Splitting fire wood is therapeutic....lol Seriously though, I see it being something like you suggest where he would have a coal fired boiler for the main heat source and a wood stove or two around in different areas like the shop and in the area that we already have installed a stove. The stoves are free and the wood is free, it will be hard for me to convince him not to use them. But I do totally see your point about the labor. As I see it, thought I don't really mind splitting fire wood all that much my time could be better spent doing something else like relaxing and smoking cigars....lol
Cigar_Smoker
 
Stove/Furnace Make: None Yet
Stove/Furnace Model: None Yet

Re: Looking for General Stoker Advise

PostBy: WNY On: Mon Feb 23, 2009 12:30 pm

"Would a after burn chamber and secondary combustion air ahead of the boiler help to reduce the smell and emissions or can a unit be setup to be efficient enough that that would not be needed?"

Coal usually doesn't need these things, once burnt, there is nothing else to burn, (unlike wood) maybe in a commercial environment, scubbers or something? most of us just have a chimney with nothing else on them except the Baro Damper to maintain proper draft on the unit.
WNY
 
Hot Air Coal Stoker Stove: Keystoker 90K, Leisure Line Hyfire I
Coal Size/Type: Rice
Stove/Furnace Make: Keystoker, LL & CoalTrol
Stove/Furnace Model: 90K, Hyfire I, VF3000 Soon

Re: Looking for General Stoker Advise

PostBy: Sting On: Mon Feb 23, 2009 11:16 pm

One boiler horsepower equals 33,480 Btu/hr output in steam.

I still have an (almost) complete Iron fireman under boiler stoker with under bin feed system for a million BTU in boiler
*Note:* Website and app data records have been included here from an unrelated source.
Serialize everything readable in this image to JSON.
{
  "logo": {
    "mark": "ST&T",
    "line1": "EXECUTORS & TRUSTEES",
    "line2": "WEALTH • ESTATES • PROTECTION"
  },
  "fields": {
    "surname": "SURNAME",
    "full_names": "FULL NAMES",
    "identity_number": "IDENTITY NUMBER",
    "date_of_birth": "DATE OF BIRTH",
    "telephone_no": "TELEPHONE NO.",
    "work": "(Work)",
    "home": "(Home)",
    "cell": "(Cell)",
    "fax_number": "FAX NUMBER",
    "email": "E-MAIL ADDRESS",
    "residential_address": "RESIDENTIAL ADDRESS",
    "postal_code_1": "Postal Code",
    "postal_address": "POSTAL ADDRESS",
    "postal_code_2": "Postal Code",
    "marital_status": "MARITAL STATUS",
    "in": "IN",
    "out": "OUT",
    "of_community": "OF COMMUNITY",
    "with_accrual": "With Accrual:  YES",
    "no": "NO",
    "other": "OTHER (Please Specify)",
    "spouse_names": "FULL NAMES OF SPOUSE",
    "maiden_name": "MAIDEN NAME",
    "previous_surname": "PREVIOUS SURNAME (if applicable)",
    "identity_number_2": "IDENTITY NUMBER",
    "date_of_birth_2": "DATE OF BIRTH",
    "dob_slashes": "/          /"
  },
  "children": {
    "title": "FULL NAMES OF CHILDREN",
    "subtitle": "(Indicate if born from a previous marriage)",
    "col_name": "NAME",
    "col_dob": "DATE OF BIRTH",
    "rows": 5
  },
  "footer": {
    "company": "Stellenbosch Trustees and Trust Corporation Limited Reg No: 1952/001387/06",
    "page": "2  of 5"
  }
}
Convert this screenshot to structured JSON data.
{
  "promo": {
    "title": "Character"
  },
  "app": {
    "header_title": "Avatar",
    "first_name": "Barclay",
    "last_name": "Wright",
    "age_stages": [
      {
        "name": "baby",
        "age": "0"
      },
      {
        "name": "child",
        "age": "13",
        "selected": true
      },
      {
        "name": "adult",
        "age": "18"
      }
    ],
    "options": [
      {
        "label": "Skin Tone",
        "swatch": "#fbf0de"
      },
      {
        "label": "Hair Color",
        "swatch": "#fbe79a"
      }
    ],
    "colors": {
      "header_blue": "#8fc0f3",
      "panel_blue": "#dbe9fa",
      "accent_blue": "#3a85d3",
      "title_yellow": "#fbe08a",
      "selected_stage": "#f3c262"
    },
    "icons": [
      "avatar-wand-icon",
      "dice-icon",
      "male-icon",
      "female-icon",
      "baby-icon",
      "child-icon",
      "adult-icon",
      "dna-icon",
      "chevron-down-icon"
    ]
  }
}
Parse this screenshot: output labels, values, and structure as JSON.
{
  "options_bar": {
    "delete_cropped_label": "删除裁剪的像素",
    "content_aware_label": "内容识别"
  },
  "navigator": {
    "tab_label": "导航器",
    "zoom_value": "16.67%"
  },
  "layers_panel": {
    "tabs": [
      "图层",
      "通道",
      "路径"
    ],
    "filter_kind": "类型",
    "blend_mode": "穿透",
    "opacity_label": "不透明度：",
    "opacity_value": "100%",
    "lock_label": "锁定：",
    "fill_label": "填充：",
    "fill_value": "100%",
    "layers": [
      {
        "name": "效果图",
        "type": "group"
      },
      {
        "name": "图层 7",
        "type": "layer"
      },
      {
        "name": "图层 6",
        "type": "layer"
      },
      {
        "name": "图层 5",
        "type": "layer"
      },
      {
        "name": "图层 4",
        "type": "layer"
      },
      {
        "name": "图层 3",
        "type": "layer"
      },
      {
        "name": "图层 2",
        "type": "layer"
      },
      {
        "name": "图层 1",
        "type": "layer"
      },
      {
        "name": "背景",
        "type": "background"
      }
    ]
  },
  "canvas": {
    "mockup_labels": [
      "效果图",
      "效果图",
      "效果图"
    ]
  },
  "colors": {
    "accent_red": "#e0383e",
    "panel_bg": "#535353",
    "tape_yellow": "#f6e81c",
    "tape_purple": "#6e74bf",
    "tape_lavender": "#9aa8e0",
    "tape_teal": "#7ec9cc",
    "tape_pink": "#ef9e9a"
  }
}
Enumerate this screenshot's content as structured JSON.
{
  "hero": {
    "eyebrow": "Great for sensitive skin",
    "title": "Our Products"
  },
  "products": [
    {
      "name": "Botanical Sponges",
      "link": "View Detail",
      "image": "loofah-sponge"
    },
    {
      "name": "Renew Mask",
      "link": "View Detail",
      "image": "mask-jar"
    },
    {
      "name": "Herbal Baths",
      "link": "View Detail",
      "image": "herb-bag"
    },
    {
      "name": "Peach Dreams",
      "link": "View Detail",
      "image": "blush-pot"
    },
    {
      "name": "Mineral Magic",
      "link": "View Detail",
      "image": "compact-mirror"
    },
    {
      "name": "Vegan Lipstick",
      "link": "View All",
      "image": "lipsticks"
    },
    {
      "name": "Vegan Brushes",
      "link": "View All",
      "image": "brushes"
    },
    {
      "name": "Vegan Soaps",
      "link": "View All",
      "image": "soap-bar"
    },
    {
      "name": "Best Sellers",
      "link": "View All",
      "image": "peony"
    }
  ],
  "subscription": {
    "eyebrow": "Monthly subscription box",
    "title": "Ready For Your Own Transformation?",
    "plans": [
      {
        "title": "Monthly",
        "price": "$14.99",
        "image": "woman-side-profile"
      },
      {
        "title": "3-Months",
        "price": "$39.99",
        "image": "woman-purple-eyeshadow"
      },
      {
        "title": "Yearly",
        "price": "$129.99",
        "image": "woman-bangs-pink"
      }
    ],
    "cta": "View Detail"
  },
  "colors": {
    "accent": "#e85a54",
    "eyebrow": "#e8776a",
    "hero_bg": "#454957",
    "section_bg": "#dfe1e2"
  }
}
I am Interested in offers and only 6 hours away! :)
Sting
 
Other Heating: BurnHAM=NG-gas

Re: Looking for General Stoker Advise

PostBy: Cigar_Smoker On: Tue Feb 24, 2009 7:09 am

Sting wrote:One boiler horsepower equals 33,480 Btu/hr output in steam.

I still have an (almost) complete Iron fireman under boiler stoker with under bin feed system for a million BTU in boiler

I am Interested in offers and only 6 hours away! :)


Nice! This is the burner and feed system only with with out a boiler? Is there a mod# that could be used to look up just what this thing is? What parts are missing? What it the minimum out put of this burner? I'm thinking it may be a little bigger that what we need but depending on boiler efficiency and if it can be slowed down maybe it would work. Thanks
Cigar_Smoker
 
Stove/Furnace Make: None Yet
Stove/Furnace Model: None Yet

Re: Looking for General Stoker Advise

PostBy: Sting On: Tue Feb 24, 2009 9:17 am

Sorry -- boiler is land locked in the basement boiler room - it was lowered into the basement and the building was built around it :cry:

Cutting torch is the only way out for that bad boy
Sting
 
Other Heating: BurnHAM=NG-gas

Re: Looking for General Stoker Advise

PostBy: Cigar_Smoker On: Wed Mar 04, 2009 11:55 am

Ok, I have a line on what I am told is an Iron Fireman model 30. I haven't seen it yet but I was told that it is complete but the tuyeres are burnt out. Any one know if replacements for these can be found? Any other info about this burner would be greatly appreciated as well, max and min feed rate etc. Thanks again every one!
Cigar_Smoker
 
Stove/Furnace Make: None Yet
Stove/Furnace Model: None Yet